Information given START

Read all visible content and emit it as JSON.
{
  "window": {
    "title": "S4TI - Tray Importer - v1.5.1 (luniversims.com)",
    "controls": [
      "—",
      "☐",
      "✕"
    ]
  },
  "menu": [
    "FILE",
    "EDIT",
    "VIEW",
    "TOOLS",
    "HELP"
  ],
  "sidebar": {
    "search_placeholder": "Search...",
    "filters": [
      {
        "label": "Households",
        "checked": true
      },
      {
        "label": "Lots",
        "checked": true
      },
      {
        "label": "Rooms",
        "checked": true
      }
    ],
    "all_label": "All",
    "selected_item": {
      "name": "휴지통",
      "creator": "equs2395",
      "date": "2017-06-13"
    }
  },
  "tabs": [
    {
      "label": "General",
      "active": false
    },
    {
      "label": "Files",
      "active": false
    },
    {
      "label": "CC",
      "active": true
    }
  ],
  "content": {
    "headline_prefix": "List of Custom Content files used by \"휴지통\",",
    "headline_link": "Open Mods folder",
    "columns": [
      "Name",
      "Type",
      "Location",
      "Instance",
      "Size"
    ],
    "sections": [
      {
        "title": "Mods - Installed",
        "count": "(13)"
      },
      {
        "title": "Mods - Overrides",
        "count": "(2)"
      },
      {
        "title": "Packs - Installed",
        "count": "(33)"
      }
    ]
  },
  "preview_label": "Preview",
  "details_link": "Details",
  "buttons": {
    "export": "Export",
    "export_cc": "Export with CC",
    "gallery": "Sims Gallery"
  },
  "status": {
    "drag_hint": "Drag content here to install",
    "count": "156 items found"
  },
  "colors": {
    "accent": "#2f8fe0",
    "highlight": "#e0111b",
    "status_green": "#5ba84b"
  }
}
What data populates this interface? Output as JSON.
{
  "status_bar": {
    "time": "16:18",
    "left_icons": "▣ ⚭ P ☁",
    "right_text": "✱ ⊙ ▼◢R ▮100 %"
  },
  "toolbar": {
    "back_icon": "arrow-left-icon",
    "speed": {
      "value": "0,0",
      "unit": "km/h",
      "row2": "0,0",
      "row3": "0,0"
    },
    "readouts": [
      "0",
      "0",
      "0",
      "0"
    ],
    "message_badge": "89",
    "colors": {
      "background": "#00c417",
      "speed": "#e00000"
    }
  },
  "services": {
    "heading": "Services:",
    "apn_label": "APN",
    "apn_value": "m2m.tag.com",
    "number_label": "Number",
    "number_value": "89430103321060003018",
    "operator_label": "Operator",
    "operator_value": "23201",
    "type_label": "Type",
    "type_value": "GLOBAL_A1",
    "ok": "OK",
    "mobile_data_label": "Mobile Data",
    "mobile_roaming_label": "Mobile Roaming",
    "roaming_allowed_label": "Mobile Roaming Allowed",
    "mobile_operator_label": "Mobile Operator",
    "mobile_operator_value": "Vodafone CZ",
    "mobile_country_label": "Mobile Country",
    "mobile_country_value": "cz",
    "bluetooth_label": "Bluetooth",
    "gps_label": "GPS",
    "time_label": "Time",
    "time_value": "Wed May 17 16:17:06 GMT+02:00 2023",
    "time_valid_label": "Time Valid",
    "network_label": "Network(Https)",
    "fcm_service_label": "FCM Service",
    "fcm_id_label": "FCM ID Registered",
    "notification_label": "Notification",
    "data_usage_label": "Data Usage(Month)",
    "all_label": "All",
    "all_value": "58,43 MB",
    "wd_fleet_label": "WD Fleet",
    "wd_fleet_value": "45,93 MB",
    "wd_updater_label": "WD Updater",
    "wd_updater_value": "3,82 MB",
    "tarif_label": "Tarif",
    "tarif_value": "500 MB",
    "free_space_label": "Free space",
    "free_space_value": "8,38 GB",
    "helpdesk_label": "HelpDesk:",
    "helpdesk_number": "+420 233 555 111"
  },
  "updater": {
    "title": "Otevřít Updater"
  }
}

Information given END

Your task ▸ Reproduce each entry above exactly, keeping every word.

Solution to this problem ▸
Read all visible content and emit it as JSON.
{
  "window": {
    "title": "S4TI - Tray Importer - v1.5.1 (luniversims.com)",
    "controls": [
      "—",
      "☐",
      "✕"
    ]
  },
  "menu": [
    "FILE",
    "EDIT",
    "VIEW",
    "TOOLS",
    "HELP"
  ],
  "sidebar": {
    "search_placeholder": "Search...",
    "filters": [
      {
        "label": "Households",
        "checked": true
      },
      {
        "label": "Lots",
        "checked": true
      },
      {
        "label": "Rooms",
        "checked": true
      }
    ],
    "all_label": "All",
    "selected_item": {
      "name": "휴지통",
      "creator": "equs2395",
      "date": "2017-06-13"
    }
  },
  "tabs": [
    {
      "label": "General",
      "active": false
    },
    {
      "label": "Files",
      "active": false
    },
    {
      "label": "CC",
      "active": true
    }
  ],
  "content": {
    "headline_prefix": "List of Custom Content files used by \"휴지통\",",
    "headline_link": "Open Mods folder",
    "columns": [
      "Name",
      "Type",
      "Location",
      "Instance",
      "Size"
    ],
    "sections": [
      {
        "title": "Mods - Installed",
        "count": "(13)"
      },
      {
        "title": "Mods - Overrides",
        "count": "(2)"
      },
      {
        "title": "Packs - Installed",
        "count": "(33)"
      }
    ]
  },
  "preview_label": "Preview",
  "details_link": "Details",
  "buttons": {
    "export": "Export",
    "export_cc": "Export with CC",
    "gallery": "Sims Gallery"
  },
  "status": {
    "drag_hint": "Drag content here to install",
    "count": "156 items found"
  },
  "colors": {
    "accent": "#2f8fe0",
    "highlight": "#e0111b",
    "status_green": "#5ba84b"
  }
}
What data populates this interface? Output as JSON.
{
  "status_bar": {
    "time": "16:18",
    "left_icons": "▣ ⚭ P ☁",
    "right_text": "✱ ⊙ ▼◢R ▮100 %"
  },
  "toolbar": {
    "back_icon": "arrow-left-icon",
    "speed": {
      "value": "0,0",
      "unit": "km/h",
      "row2": "0,0",
      "row3": "0,0"
    },
    "readouts": [
      "0",
      "0",
      "0",
      "0"
    ],
    "message_badge": "89",
    "colors": {
      "background": "#00c417",
      "speed": "#e00000"
    }
  },
  "services": {
    "heading": "Services:",
    "apn_label": "APN",
    "apn_value": "m2m.tag.com",
    "number_label": "Number",
    "number_value": "89430103321060003018",
    "operator_label": "Operator",
    "operator_value": "23201",
    "type_label": "Type",
    "type_value": "GLOBAL_A1",
    "ok": "OK",
    "mobile_data_label": "Mobile Data",
    "mobile_roaming_label": "Mobile Roaming",
    "roaming_allowed_label": "Mobile Roaming Allowed",
    "mobile_operator_label": "Mobile Operator",
    "mobile_operator_value": "Vodafone CZ",
    "mobile_country_label": "Mobile Country",
    "mobile_country_value": "cz",
    "bluetooth_label": "Bluetooth",
    "gps_label": "GPS",
    "time_label": "Time",
    "time_value": "Wed May 17 16:17:06 GMT+02:00 2023",
    "time_valid_label": "Time Valid",
    "network_label": "Network(Https)",
    "fcm_service_label": "FCM Service",
    "fcm_id_label": "FCM ID Registered",
    "notification_label": "Notification",
    "data_usage_label": "Data Usage(Month)",
    "all_label": "All",
    "all_value": "58,43 MB",
    "wd_fleet_label": "WD Fleet",
    "wd_fleet_value": "45,93 MB",
    "wd_updater_label": "WD Updater",
    "wd_updater_value": "3,82 MB",
    "tarif_label": "Tarif",
    "tarif_value": "500 MB",
    "free_space_label": "Free space",
    "free_space_value": "8,38 GB",
    "helpdesk_label": "HelpDesk:",
    "helpdesk_number": "+420 233 555 111"
  },
  "updater": {
    "title": "Otevřít Updater"
  }
}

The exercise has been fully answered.